Legend
Viewed by AFI
Partially Viewed
Offscreen Credit
Name Occurs Before Title
AFI Life Achievement Award

TOP SEARCHES

CASABLANCA

During World War II, Casablanca, Morocco is a waiting point for throngs of desperate refugees fleeing Nazi-occupied Europe. Exit visas, which are necessary to leave the country, are at ... >>

CITIZEN KANE

Seventy-year-old newspaper tycoon Charles Foster Kane dies in his palatial Florida home, Xanadu, after uttering the single word “Rosebud.” While watching a newsreel summarizing the years during which Kane ... >>

REAR WINDOW

Laid up with a broken leg during the height of summer, renowned New York magazine photographer L. B. “Jeff” Jeffries enters his last week of home confinement, bored and ... >>

RAGING BULL

In 1941, at a boxing match in Cleveland, Ohio, pandemonium breaks out when Jake La Motta, an up-and-coming young boxer, loses a decision to Jimmy Reeves, suffering his first ... >>

CITY LIGHTS

At an outdoor dedication ceremony, a tramp is discovered sleeping in the arms of a statue as it is being unveiled before a crowd. He is chased into ... >>

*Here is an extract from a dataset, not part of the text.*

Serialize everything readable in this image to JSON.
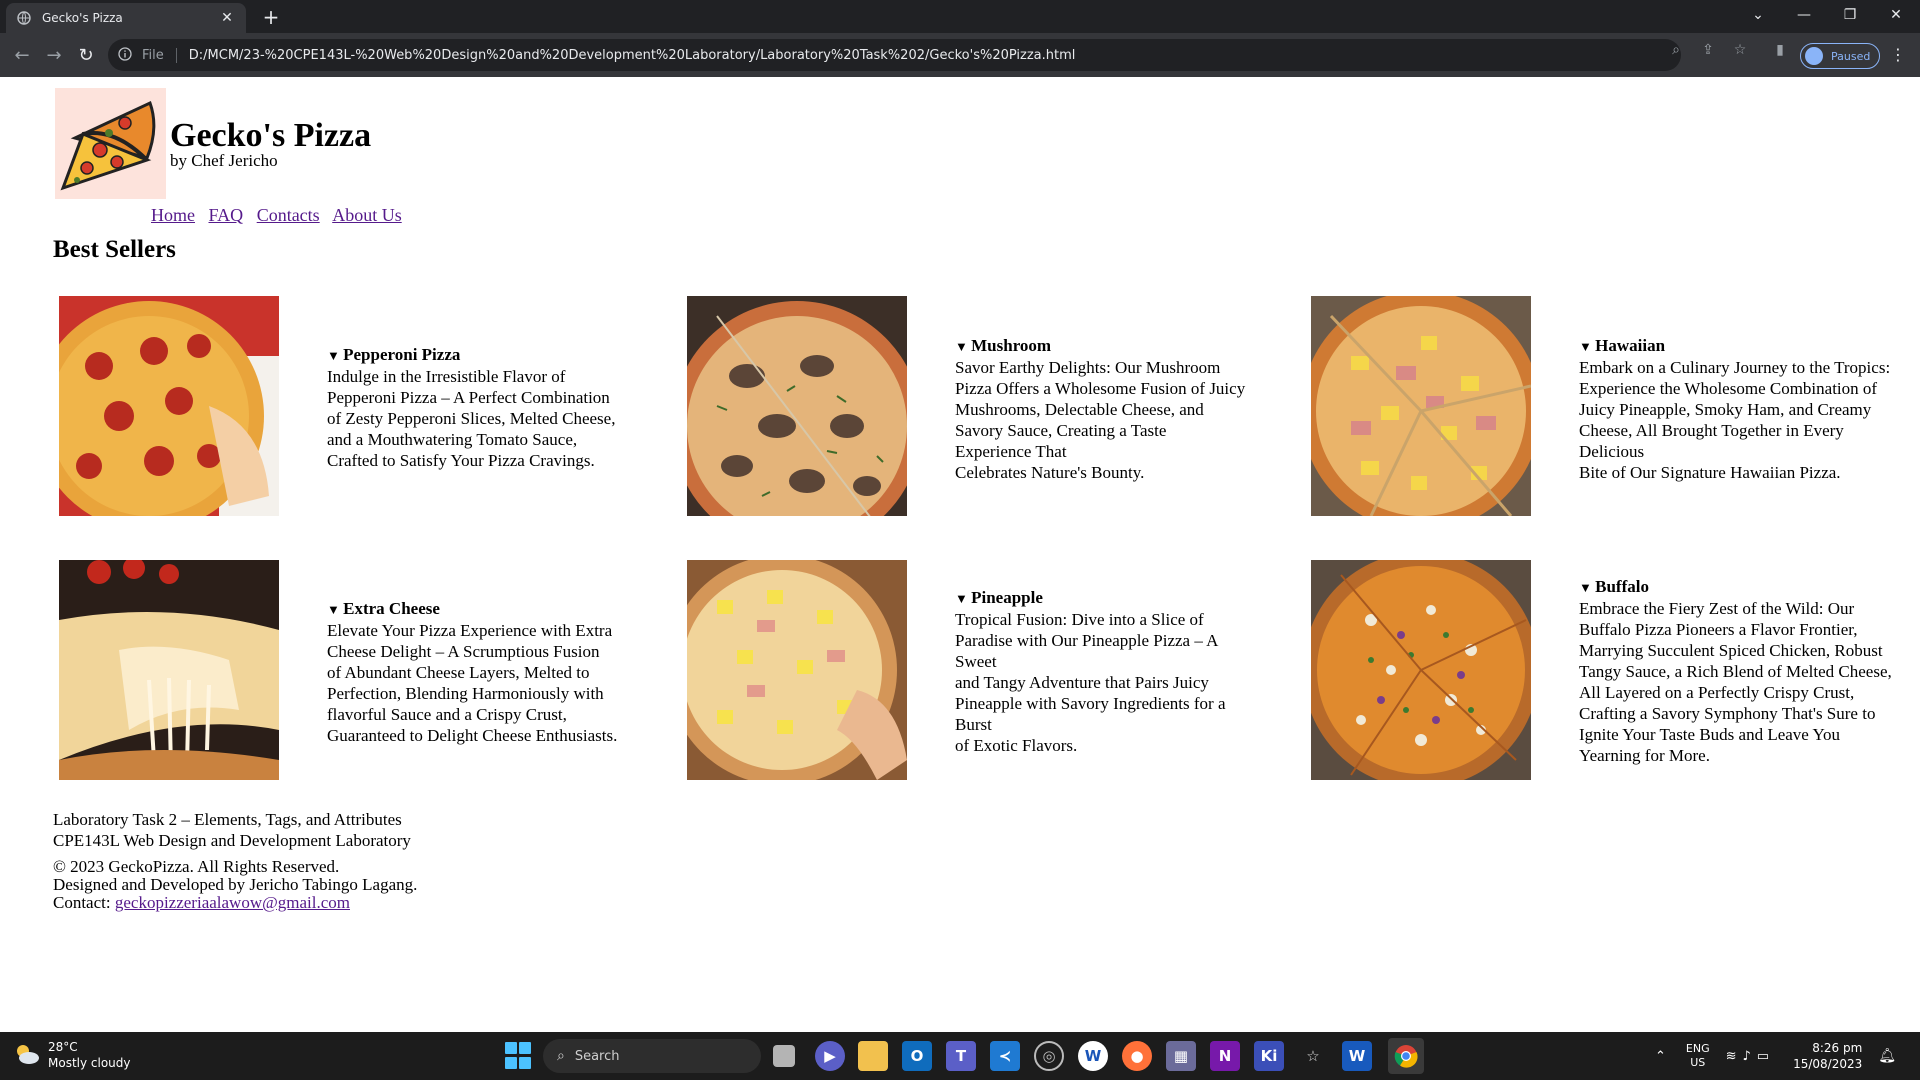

The American Film Institute is grateful to Sir Paul Getty KBE and the Sir Paul Getty KBE Estate for their dedication to the art of the moving image and their support for the AFI Catalog of Feature Films and without whose support AFI would not have been able to achieve this historical landmark in this epic scholarly endeavor.